At semi-arid forest margins, increasing climatic stress combined with disturbances like wildfire threatens to cause widespread forest loss. However, forest resilience is likely to vary over gradients of topoclimate and vegetation characteristics, and the influences of local climate and tree species on tree regeneration remain key uncertainties in assessing forest recovery from wildfire. We surveyed tree regeneration 9–15 yr post-fire at 397 gridded field plots across four sites at a lower montane forest-steppe ecotone in the eastern Sierra Nevada, California, USA, and then used statistical modeling to characterize how the probability of tree regeneration presence for different species varied along gradients of fire severity, topoclimate, and post-fire vegetation structure and composition. Tree regeneration was absent in half the field plots, and only 19% of plots contained >250 seedlings and saplings per ha, suggesting potential for regeneration failure and forest loss. Tree regeneration composition was consistent with shifts away from Jeffrey pine (Pinus jeffreyi) and toward drought-tolerant pinyon pine (P. monophylla) and mountain mahogany (Cercocarpus ledifolius). Tree regeneration was strongly associated with trees that survived fire indicating tree cover is crucial to buffer establishment against climatic stress. Based on projected future water balance, the likelihood of tree regeneration at these sites does not decline substantially by the end of the century. Consequently, these forests appear to be resilient to climate change under a low-severity fire regime, but large patches of high-severity fire are likely to shift vegetation away from forest. Our results highlight the importance of facilitation and future water balance in maintaining semi-arid forest margins that burn at low severity while high-severity fire threatens to convert forest to steppe or invasive grasslands.

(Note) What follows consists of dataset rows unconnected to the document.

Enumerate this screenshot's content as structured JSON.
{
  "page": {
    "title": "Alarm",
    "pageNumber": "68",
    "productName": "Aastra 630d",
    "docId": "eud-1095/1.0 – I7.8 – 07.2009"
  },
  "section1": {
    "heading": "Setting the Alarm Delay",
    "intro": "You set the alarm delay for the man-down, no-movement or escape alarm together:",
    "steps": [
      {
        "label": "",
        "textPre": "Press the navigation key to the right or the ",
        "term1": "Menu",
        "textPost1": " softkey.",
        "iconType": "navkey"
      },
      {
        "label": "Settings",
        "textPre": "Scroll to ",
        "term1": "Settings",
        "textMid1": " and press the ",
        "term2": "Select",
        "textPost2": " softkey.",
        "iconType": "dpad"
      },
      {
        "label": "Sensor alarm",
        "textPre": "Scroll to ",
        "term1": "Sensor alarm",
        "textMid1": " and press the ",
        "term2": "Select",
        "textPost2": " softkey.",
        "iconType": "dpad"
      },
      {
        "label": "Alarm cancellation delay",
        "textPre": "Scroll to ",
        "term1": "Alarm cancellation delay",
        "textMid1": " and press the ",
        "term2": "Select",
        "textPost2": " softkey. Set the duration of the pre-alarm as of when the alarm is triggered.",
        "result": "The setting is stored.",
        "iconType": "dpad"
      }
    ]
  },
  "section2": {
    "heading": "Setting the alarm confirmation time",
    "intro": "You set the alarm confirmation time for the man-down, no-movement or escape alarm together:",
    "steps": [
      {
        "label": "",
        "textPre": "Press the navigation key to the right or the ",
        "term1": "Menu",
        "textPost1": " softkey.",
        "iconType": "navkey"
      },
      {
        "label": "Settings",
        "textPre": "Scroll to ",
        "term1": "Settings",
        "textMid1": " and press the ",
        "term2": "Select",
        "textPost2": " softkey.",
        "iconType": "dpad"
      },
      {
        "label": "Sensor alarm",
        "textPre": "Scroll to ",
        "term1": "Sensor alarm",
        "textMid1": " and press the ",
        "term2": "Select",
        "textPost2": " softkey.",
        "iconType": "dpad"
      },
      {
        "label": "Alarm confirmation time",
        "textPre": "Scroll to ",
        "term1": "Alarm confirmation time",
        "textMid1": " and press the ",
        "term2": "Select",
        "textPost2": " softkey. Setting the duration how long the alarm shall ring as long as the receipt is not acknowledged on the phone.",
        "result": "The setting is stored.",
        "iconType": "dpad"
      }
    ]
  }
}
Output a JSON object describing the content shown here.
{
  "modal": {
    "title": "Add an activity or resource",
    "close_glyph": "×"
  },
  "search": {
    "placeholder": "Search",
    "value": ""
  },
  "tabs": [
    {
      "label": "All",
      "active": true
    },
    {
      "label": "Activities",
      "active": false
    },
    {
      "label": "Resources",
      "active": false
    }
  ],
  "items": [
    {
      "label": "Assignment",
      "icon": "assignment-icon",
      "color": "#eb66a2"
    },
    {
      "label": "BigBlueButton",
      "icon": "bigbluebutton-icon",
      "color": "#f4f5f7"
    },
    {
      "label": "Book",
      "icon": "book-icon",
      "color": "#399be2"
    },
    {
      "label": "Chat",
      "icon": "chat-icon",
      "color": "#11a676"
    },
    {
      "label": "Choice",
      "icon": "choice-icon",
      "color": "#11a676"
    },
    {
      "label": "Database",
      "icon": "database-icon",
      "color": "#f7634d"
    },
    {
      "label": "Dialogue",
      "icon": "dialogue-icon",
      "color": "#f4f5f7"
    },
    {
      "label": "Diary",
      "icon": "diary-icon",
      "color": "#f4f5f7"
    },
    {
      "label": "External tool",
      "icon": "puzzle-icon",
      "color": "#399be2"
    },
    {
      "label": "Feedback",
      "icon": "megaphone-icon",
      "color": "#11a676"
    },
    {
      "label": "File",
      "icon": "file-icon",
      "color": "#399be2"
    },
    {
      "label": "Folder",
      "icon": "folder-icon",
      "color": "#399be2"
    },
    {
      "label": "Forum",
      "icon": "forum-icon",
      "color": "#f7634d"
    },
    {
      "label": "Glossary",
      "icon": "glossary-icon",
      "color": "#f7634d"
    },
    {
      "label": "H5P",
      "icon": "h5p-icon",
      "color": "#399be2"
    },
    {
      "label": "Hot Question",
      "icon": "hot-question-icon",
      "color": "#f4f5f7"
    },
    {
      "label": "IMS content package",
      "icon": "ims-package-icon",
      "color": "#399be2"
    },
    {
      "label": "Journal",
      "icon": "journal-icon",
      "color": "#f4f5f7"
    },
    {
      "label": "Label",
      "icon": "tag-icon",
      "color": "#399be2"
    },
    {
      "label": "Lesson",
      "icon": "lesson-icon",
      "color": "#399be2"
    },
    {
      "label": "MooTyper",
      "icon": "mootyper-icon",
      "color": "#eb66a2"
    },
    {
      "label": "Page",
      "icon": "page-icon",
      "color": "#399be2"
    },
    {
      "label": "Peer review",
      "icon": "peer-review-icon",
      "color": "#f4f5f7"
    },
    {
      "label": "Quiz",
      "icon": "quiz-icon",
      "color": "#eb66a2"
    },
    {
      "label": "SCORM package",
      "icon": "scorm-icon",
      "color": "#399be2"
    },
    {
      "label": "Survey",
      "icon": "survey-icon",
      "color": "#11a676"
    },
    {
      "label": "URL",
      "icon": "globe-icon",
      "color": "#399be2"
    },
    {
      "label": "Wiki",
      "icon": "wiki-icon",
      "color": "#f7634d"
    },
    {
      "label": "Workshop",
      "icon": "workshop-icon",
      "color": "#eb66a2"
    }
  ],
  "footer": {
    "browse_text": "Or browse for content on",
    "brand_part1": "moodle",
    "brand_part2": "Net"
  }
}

All Science Journal Classification (ASJC) codes
- Ecology, Evolution, Behavior and Systematics